Welcome to Netrider ... Connecting Riders!

Interested in talking motorbikes with a terrific community of riders?
Signup (it's quick and free) to join the discussions and access the full suite of tools and information that Netrider has to offer.

Coolant Overflow

Discussion in 'Technical and Troubleshooting Torque' at netrider.net.au started by nudge, Sep 11, 2008.

  1. Hey guys,
    Recently flushed my coolant. Ever since I am getting quite a lot of coolant overflow (pipe in front of rear tyre) and it does not seem to be drawing water from the overflow tank.

    So in summary - Coolant goes out the overflow drain hose, radiator level drops, but overflow tank stays full.

    I suspect I may have air in the system somewhere, but I do not know the way to get rid of it, or if it is even the problem.
  2. It could be a leaky head gasket or warped cylinder head that's allowing escaping combustion gasses to pressurise the cooling system and blow the coolant overboard via your overflow tank.
    If you're lucky you might be able to hear some bloop bloop sounds in the overflow tank when the engine is idling.
    If you can hear any blooping or gurgling sounds whilst the engine is running 'tis almost certain to be a rooted head gasket or other cylinder head problem.
  3. No sounds or anything in the overflow tank. taking the lid off and having a look into it while the bike is running and there is just a slight swirling on the surface of it.

    I'll have a better look into it over this coming weekend
  4. It could be combustion leakage but may be as simple as an air-lock/ cavitation problem. Given that you've just drained the system and presuming you've had no previous problem...

    -Take the radiator cap off.

    -Fill coolant to bottom of cap flange.

    -Tilt the bike left and right until you can almost touch the clip-on on the floor. Lean it right over.

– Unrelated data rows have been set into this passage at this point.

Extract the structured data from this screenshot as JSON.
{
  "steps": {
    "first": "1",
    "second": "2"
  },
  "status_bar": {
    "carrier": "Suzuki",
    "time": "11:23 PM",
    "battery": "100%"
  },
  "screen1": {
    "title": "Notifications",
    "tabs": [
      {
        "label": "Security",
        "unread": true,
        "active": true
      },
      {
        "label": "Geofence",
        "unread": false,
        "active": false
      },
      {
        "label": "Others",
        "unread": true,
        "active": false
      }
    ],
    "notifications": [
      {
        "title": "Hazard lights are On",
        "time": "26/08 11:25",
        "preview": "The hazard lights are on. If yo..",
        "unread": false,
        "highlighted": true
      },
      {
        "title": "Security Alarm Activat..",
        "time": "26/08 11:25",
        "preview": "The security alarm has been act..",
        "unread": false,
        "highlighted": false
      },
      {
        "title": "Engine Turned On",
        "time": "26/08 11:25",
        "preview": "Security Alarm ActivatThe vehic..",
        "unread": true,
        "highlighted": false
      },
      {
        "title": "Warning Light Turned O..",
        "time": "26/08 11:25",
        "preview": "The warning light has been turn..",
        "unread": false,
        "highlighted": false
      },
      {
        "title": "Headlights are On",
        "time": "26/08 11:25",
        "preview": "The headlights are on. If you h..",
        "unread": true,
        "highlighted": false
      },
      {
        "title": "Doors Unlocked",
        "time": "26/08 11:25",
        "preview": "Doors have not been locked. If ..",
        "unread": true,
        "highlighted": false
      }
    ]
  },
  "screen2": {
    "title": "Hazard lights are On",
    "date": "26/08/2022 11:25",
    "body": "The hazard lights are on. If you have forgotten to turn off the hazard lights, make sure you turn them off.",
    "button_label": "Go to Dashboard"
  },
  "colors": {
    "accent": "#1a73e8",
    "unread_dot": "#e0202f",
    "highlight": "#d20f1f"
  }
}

You can do this a number of times and keep topping up the coolant as needed.

    Run bike (upright) until hot before refitting cap.

    DON"T overfill the surge tank.
  5. I think that did the trick. leaning it right over one way caused a string of bubbles to come up to the radiator cap (didn't do it as spirited as the clip on to the floor, probably at a 40-45 degree angle to the floor). topped it up, put the cap on and did some more spirited leans. checked level and it was fine. ran with cap off and the level rose (? that seemed odd, I was expecting the level to drop)

    Put cap back on and did my normal ride to and from work and it seems fine. No more overflow.

    Thanks MSCRacing. I hope this is the end to my problem.
  6. It is normal for the volume of the antifreeze/coolant to increase as the engine warms and decrease as it cools. That is why there is an overflow tank and a 2 way valve in the radiator cap that allows hot coolant to expand and flow into the coolant reservoir then flow back into the radiator when the engine cools and a partial vacuum forms in the radiator. The coolant reservoir has an upper and lower level usually marked hot and cold. Ethylene glycol has a higher boiling point and a lower freezing point than water. It was introduced widely when alloy motors became common place in cars and bikes. Tap water often can be acidic or alkaline plus have a lot of minerals. These react with alloy to form white gunk and crusty deposits that can erode gaskets and block radiators. Prior to alloy engines, car radiators were filled with water in warm countries like Australia and didn't have overflow tanks. Cast iron motors always developed sludgy rust deposits and radiators had to be flushed routinely. It's a mistake too use tap water in any bike cooling system unless there is no choice. I think most bikes use concentrated ethylene glycol and their should be no need for mixing. Cooling systems are pretty reliable these days and coolant replacement is only needed once in a few years if low mileage and once a year if 25,000 km+. Mfg may say shorter intervals but I have never had trouble with longer intervals. 2 nasty properties of coolant are it's slippery if it spills on the road or gets on the tyre and it is sweet and poisionous, so don't let your dog (or child) drink it. In low concentrations it is used to clean windows. I can't remember if it strips paint but that might be brake fluid I'm thinking of.
  7. I'm assuming coolant is the coldie at the end of the ride.

    Bit worried about the coolant overflow though. Have you talked to a doctor?